(Recorded data Opens)

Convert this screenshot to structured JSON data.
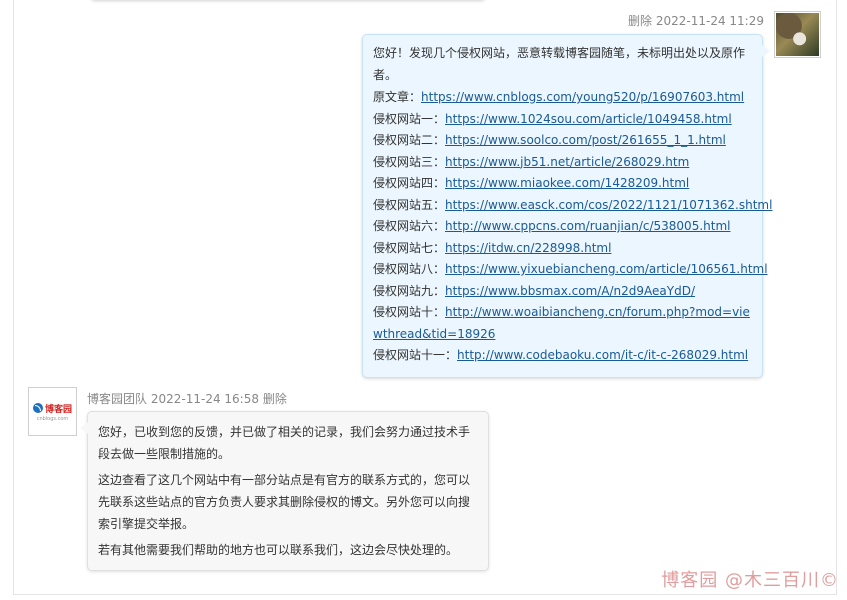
{
  "first_message": {
    "delete_label": "删除",
    "timestamp": "2022-11-24 11:29",
    "intro": "您好！发现几个侵权网站，恶意转载博客园随笔，未标明出处以及原作者。",
    "lines": [
      {
        "label": "原文章：",
        "url": "https://www.cnblogs.com/young520/p/16907603.html"
      },
      {
        "label": "侵权网站一：",
        "url": "https://www.1024sou.com/article/1049458.html"
      },
      {
        "label": "侵权网站二：",
        "url": "https://www.soolco.com/post/261655_1_1.html"
      },
      {
        "label": "侵权网站三：",
        "url": "https://www.jb51.net/article/268029.htm"
      },
      {
        "label": "侵权网站四：",
        "url": "https://www.miaokee.com/1428209.html"
      },
      {
        "label": "侵权网站五：",
        "url": "https://www.easck.com/cos/2022/1121/1071362.shtml"
      },
      {
        "label": "侵权网站六：",
        "url": "http://www.cppcns.com/ruanjian/c/538005.html"
      },
      {
        "label": "侵权网站七：",
        "url": "https://itdw.cn/228998.html"
      },
      {
        "label": "侵权网站八：",
        "url": "https://www.yixuebiancheng.com/article/106561.html"
      },
      {
        "label": "侵权网站九：",
        "url": "https://www.bbsmax.com/A/n2d9AeaYdD/"
      },
      {
        "label": "侵权网站十：",
        "url": "http://www.woaibiancheng.cn/forum.php?mod=viewthread&tid=18926"
      },
      {
        "label": "侵权网站十一：",
        "url": "http://www.codebaoku.com/it-c/it-c-268029.html"
      }
    ]
  },
  "reply": {
    "author": "博客园团队",
    "timestamp": "2022-11-24 16:58",
    "delete_label": "删除",
    "logo_text": "博客园",
    "logo_sub": "cnblogs.com",
    "paragraphs": [
      "您好，已收到您的反馈，并已做了相关的记录，我们会努力通过技术手段去做一些限制措施的。",
      "这边查看了这几个网站中有一部分站点是有官方的联系方式的，您可以先联系这些站点的官方负责人要求其删除侵权的博文。另外您可以向搜索引擎提交举报。",
      "若有其他需要我们帮助的地方也可以联系我们，这边会尽快处理的。"
    ]
  },
  "watermark": "博客园 @木三百川©"
}
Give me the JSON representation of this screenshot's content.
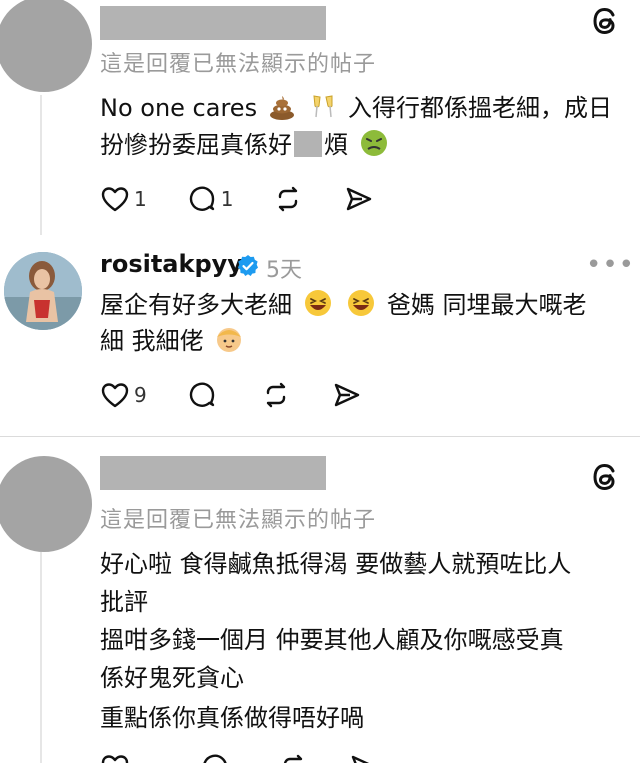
{
  "posts": [
    {
      "notice": "這是回覆已無法顯示的帖子",
      "lines": [
        "No one cares",
        "入得行都係搵老細，成日",
        "扮慘扮委屈真係好",
        "煩"
      ],
      "likes": "1",
      "comments": "1"
    },
    {
      "username": "rositakpyy",
      "time": "5天",
      "more": "•••",
      "lines": [
        "屋企有好多大老細",
        "爸媽 同埋最大嘅老",
        "細 我細佬"
      ],
      "likes": "9"
    },
    {
      "notice": "這是回覆已無法顯示的帖子",
      "lines": [
        "好心啦 食得鹹魚抵得渴 要做藝人就預咗比人",
        "批評",
        "搵咁多錢一個月 仲要其他人顧及你嘅感受真",
        "係好鬼死貪心",
        "重點係你真係做得唔好喎"
      ]
    }
  ],
  "colors": {
    "verified": "#1d9bf0",
    "muted": "#9a9a9a",
    "redacted": "#b3b3b3"
  },
  "icons": [
    "heart-icon",
    "comment-icon",
    "repost-icon",
    "share-icon",
    "threads-logo-icon",
    "verified-badge-icon"
  ]
}
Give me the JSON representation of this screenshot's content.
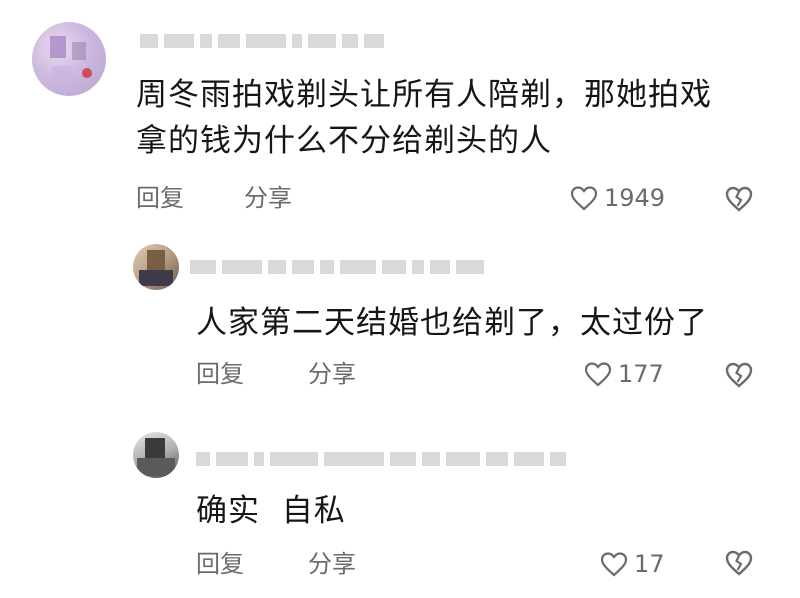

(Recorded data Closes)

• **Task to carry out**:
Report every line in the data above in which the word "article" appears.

• **Exercise result**:
        "url": "https://www.1024sou.com/article/1049458.html"
        "url": "https://www.jb51.net/article/268029.htm"
        "url": "https://www.yixuebiancheng.com/article/106561.html"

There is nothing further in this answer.